Paris: Charlie Hebdo is known for its satirical cartoons lampooning political and religious leaders. The French satirical magazine had become a symbol of free speech after its Paris office came under the deadly terror attacks last year. This time, the provocative publication may have gone too far.
Satirical French weekly Charlie Hebdo is back in the news again this time for its controversial cartoon suggesting Alan Kurdi, the Syrian toddler refugee who drowned and was found on the shores of Turkey, would have grown up to be a sex attacker caused outrage on the social media sites.
The cartoon depicts two male creatures running after terrified women with the caption: "What would have become of the young Alan if he had grown up? A groper in Germany."
Sexual assaults on women in Cologne and other German cities on New Year's Eve, many blamed on migrants, have prompted more than 600 criminal complaints and caused a backlash against German Chancellor Angela Merkel's policies on refugees. More than 1 million entered Germany last year, more than any other European country.
The cartoon was published a week after the anniversary of attacks on the offices of Charlie Hebdo in Paris which killed 12 people in January last year. The phrase "Je suis Charlie" ("I am Charlie"), was swiftly adopted by supporters online.

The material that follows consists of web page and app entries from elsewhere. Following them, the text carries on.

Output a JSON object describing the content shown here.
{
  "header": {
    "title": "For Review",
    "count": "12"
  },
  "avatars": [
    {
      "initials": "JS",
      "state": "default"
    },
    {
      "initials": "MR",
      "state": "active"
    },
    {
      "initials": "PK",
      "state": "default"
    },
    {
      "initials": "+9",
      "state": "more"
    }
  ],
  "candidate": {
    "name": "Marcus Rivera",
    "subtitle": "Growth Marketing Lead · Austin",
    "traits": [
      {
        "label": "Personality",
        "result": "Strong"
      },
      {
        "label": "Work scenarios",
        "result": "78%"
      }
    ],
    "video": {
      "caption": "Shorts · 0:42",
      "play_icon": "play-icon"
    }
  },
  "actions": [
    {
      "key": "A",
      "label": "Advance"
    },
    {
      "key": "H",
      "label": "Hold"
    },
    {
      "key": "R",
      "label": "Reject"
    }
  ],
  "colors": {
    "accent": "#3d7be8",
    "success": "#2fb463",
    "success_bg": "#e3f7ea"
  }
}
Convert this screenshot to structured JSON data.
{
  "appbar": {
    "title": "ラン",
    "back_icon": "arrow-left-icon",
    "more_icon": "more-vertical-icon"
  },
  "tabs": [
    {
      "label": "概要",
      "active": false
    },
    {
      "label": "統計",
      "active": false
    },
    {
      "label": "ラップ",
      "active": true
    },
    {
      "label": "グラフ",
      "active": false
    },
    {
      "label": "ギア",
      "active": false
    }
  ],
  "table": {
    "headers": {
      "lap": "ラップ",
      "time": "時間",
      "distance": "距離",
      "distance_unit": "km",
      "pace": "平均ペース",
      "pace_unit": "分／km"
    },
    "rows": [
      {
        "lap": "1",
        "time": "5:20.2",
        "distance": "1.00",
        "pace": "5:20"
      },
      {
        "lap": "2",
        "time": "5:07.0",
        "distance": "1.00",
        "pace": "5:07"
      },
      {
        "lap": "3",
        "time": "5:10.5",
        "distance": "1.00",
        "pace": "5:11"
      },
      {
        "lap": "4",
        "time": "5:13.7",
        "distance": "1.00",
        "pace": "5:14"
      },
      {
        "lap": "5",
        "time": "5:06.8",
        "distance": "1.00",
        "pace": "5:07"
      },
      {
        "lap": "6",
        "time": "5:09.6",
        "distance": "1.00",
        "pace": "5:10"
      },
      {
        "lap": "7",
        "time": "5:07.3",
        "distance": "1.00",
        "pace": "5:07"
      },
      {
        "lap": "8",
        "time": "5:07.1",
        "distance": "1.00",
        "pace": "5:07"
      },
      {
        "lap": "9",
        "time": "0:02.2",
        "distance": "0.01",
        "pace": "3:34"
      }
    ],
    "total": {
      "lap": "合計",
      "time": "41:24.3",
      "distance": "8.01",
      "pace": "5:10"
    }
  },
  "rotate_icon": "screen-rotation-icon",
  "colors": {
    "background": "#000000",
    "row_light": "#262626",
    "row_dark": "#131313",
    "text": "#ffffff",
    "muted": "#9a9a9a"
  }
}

This time, many people on social media said the cartoon was offensive while others argued Charlie Hebdo was keeping to its usual provocative tone to stir debate on European attitudes to the migrant crisis.
The image of Alan lying face down on a Turkish beach last September appeared around the world and prompted a wave of sympathy for the plight of refugees fleeing war and poverty in the Middle East and Africa.